“My mother had narrated the story of Sisupal so many times but that day i understood its true import. You could call it my Sisupal-moment. Govinda gives us a hundred opportunities to make the right choices, but we humans in our false egos continue to abuse this freedom. Never ever cross that hundred mark…this insight has guided my life from that point onwards…” he trailed off into silence again.
The train slowed down, almost as if it was approaching a station. The man looked at his watch and exclaimed, “Time flies! We’re about to reach Gulbarga! I get off here, so let me say goodbye and wish you a good journey forward from here and in life henceforth.”
He collected his bag, put in the magazine and his spectacles and took a final look around to see if he had left anything, even as the train slowed down to a halt at Gulbarga station. Venkat seemed to wake up from his stupor as he blurted out the thought that had suddenly surfaced,
“So if they couldn’t find it, where did you hide it…the gold i mean?”
The man was almost at the door, he turned around and said
“Oh, didn’t i mention it? The two number plates in the front and at the back had letters made of gold…”

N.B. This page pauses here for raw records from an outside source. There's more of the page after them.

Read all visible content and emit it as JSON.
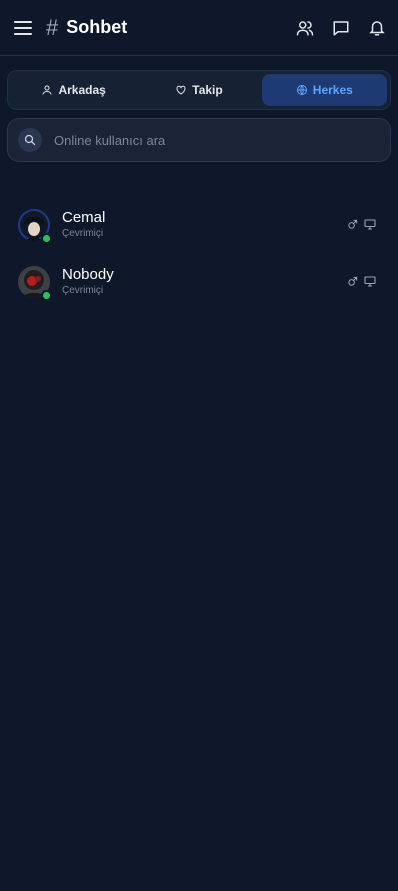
{
  "header": {
    "title": "Sohbet",
    "hash_symbol": "#"
  },
  "tabs": [
    {
      "label": "Arkadaş",
      "icon": "user-icon",
      "active": false
    },
    {
      "label": "Takip",
      "icon": "heart-icon",
      "active": false
    },
    {
      "label": "Herkes",
      "icon": "globe-icon",
      "active": true
    }
  ],
  "search": {
    "placeholder": "Online kullanıcı ara",
    "value": ""
  },
  "users": [
    {
      "name": "Cemal",
      "status": "Çevrimiçi",
      "gender_icon": "male-icon",
      "device_icon": "desktop-icon"
    },
    {
      "name": "Nobody",
      "status": "Çevrimiçi",
      "gender_icon": "male-icon",
      "device_icon": "desktop-icon"
    }
  ],
  "colors": {
    "background": "#0f172a",
    "active_tab_bg": "#1e3a73",
    "active_tab_text": "#5fa5ff",
    "online": "#22c55e"
  }
}
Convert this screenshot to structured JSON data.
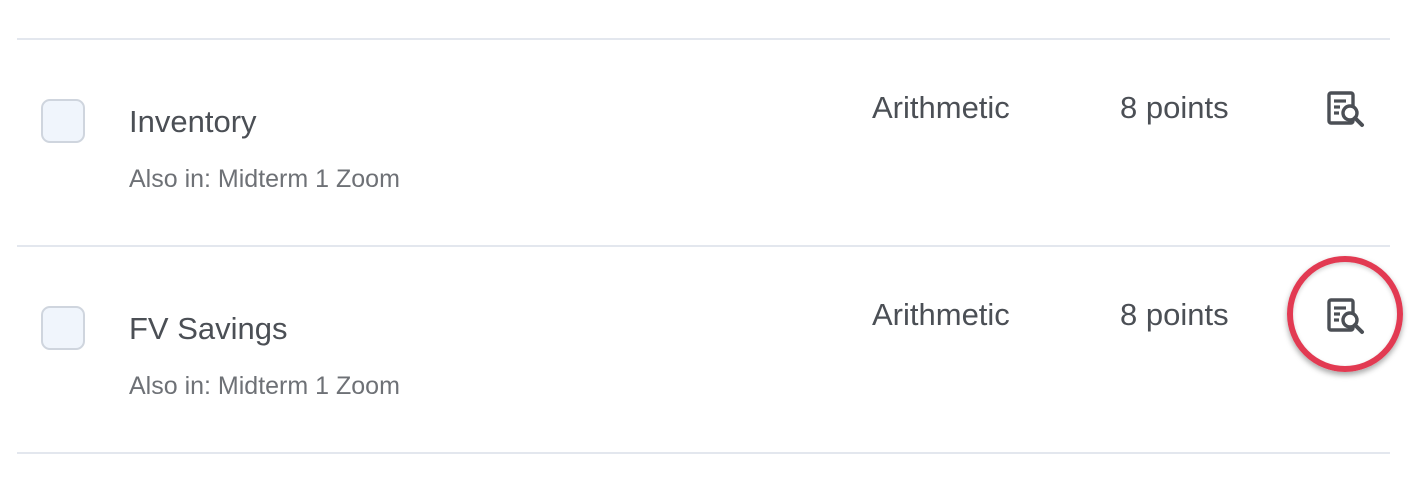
{
  "questions": [
    {
      "title": "Inventory",
      "also_in": "Also in: Midterm 1 Zoom",
      "type": "Arithmetic",
      "points": "8 points",
      "preview_icon": "preview-search-icon"
    },
    {
      "title": "FV Savings",
      "also_in": "Also in: Midterm 1 Zoom",
      "type": "Arithmetic",
      "points": "8 points",
      "preview_icon": "preview-search-icon",
      "highlighted": true
    }
  ],
  "colors": {
    "highlight_ring": "#e23a52",
    "divider": "#e3e7ee",
    "checkbox_fill": "#f0f5fc",
    "checkbox_border": "#cfd5de",
    "text_primary": "#4b4f55",
    "text_secondary": "#6e7176"
  }
}
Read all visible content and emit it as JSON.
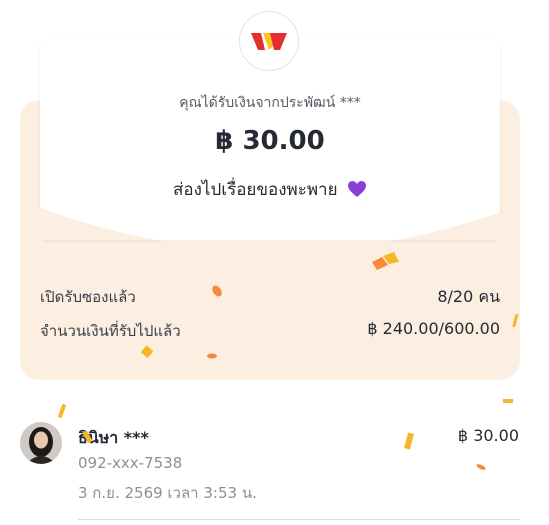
{
  "envelope": {
    "sender_line": "คุณได้รับเงินจากประพัฒน์ ***",
    "amount": "฿ 30.00",
    "message": "ส่องไปเรื่อยของพะพาย",
    "heart_icon": "purple-heart-icon",
    "opened_label": "เปิดรับซองแล้ว",
    "opened_value": "8/20 คน",
    "received_label": "จำนวนเงินที่รับไปแล้ว",
    "received_value": "฿ 240.00/600.00"
  },
  "recipients": [
    {
      "name": "ธินิษา ***",
      "phone": "092-xxx-7538",
      "date": "3 ก.ย. 2569 เวลา 3:53 น.",
      "amount": "฿ 30.00"
    }
  ],
  "colors": {
    "envelope": "#fdeee2",
    "card": "#ffffff",
    "logo_red": "#e62e2e",
    "logo_yellow": "#ffc21a",
    "confetti_orange": "#f58a3a",
    "confetti_yellow": "#f5b62a",
    "heart": "#8b3fd9"
  }
}
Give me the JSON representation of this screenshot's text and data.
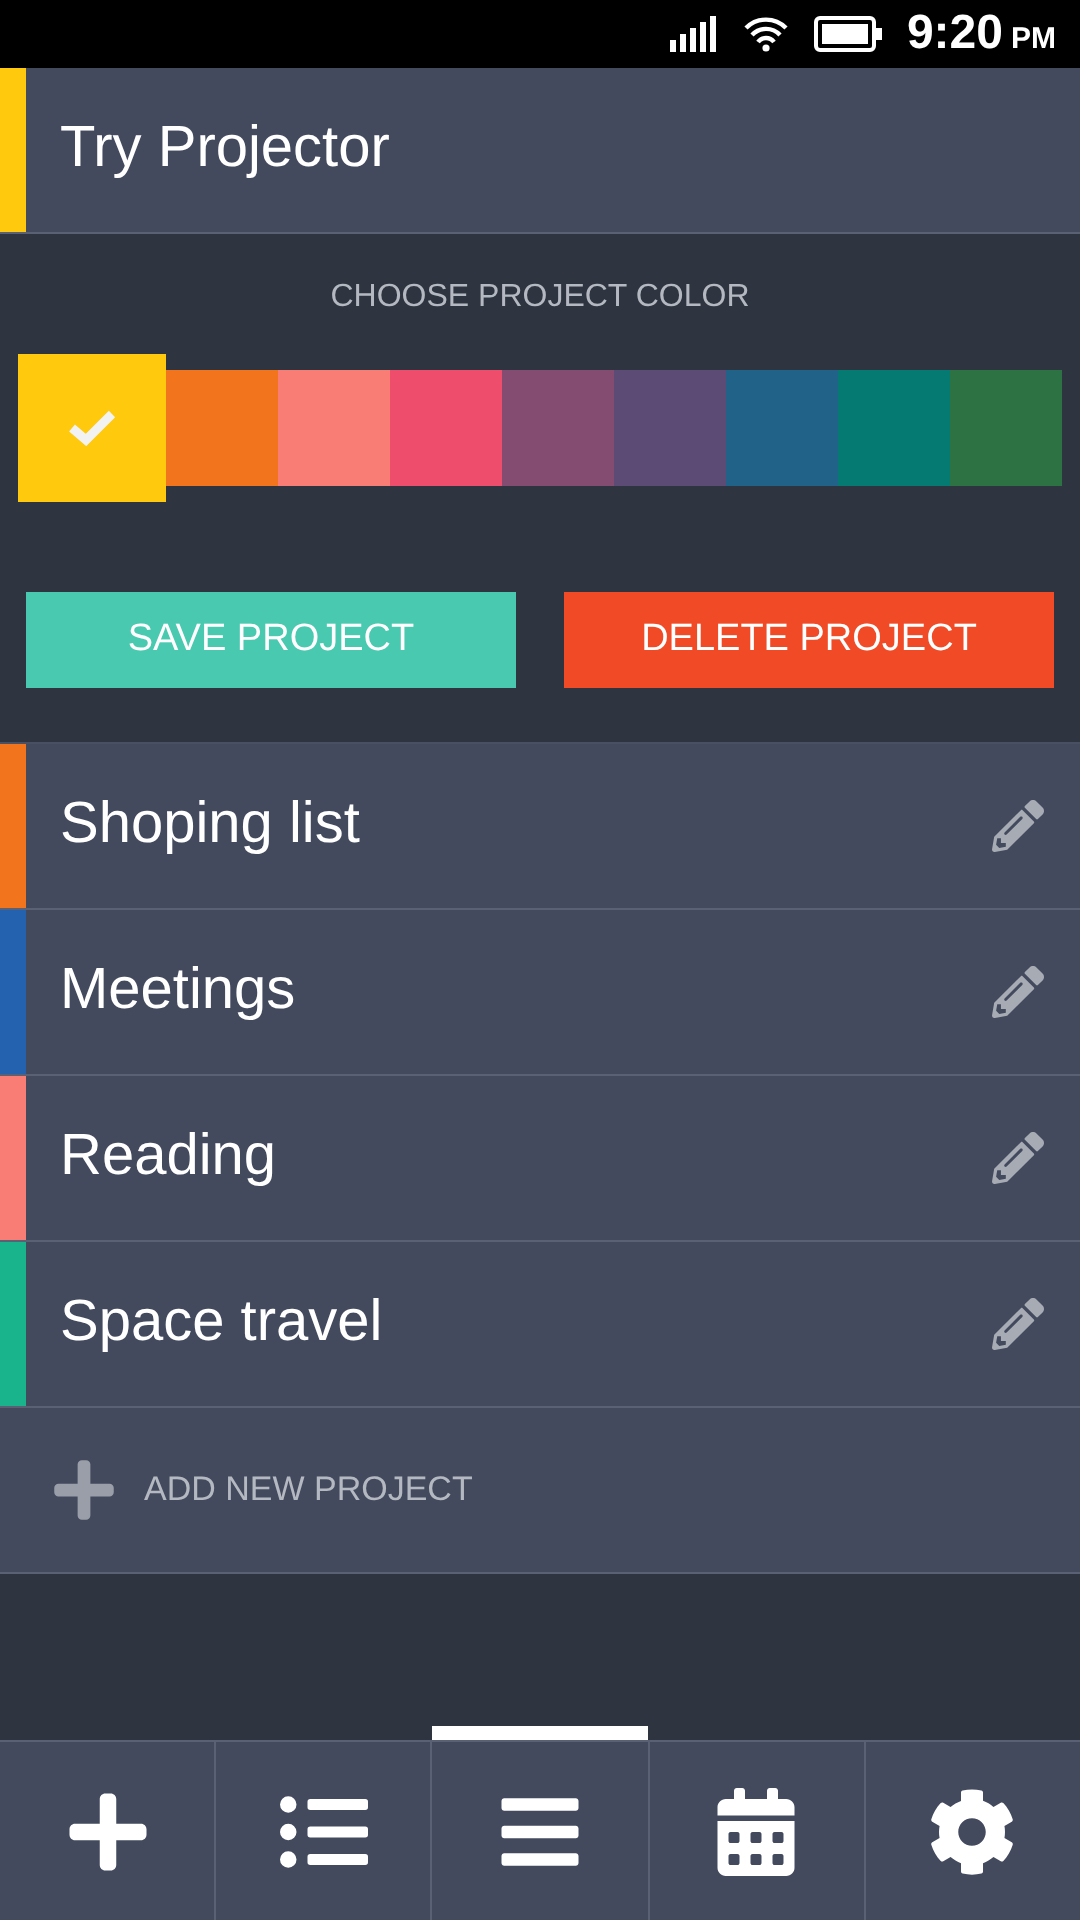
{
  "status_bar": {
    "time": "9:20",
    "period": "PM"
  },
  "editing_project": {
    "name": "Try Projector",
    "color": "#ffc90e"
  },
  "color_picker": {
    "label": "CHOOSE PROJECT COLOR",
    "swatches": [
      {
        "color": "#ffc90e",
        "selected": true
      },
      {
        "color": "#f2751e",
        "selected": false
      },
      {
        "color": "#f97c75",
        "selected": false
      },
      {
        "color": "#ef4d6c",
        "selected": false
      },
      {
        "color": "#834c70",
        "selected": false
      },
      {
        "color": "#5b4b75",
        "selected": false
      },
      {
        "color": "#216388",
        "selected": false
      },
      {
        "color": "#047a72",
        "selected": false
      },
      {
        "color": "#2d7242",
        "selected": false
      }
    ]
  },
  "buttons": [
    {
      "label": "SAVE PROJECT",
      "kind": "save"
    },
    {
      "label": "DELETE PROJECT",
      "kind": "delete"
    }
  ],
  "projects": [
    {
      "name": "Shoping list",
      "color": "#f2751e"
    },
    {
      "name": "Meetings",
      "color": "#2462b0"
    },
    {
      "name": "Reading",
      "color": "#f97c75"
    },
    {
      "name": "Space travel",
      "color": "#19b48c"
    }
  ],
  "add_project": {
    "label": "ADD NEW PROJECT"
  },
  "nav": [
    {
      "kind": "add",
      "selected": false
    },
    {
      "kind": "list",
      "selected": false
    },
    {
      "kind": "menu",
      "selected": true
    },
    {
      "kind": "calendar",
      "selected": false
    },
    {
      "kind": "settings",
      "selected": false
    }
  ]
}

Before he could say anything else, other passengers had come on board in the corridor waiting to get inside. He smiled at Venkat and left.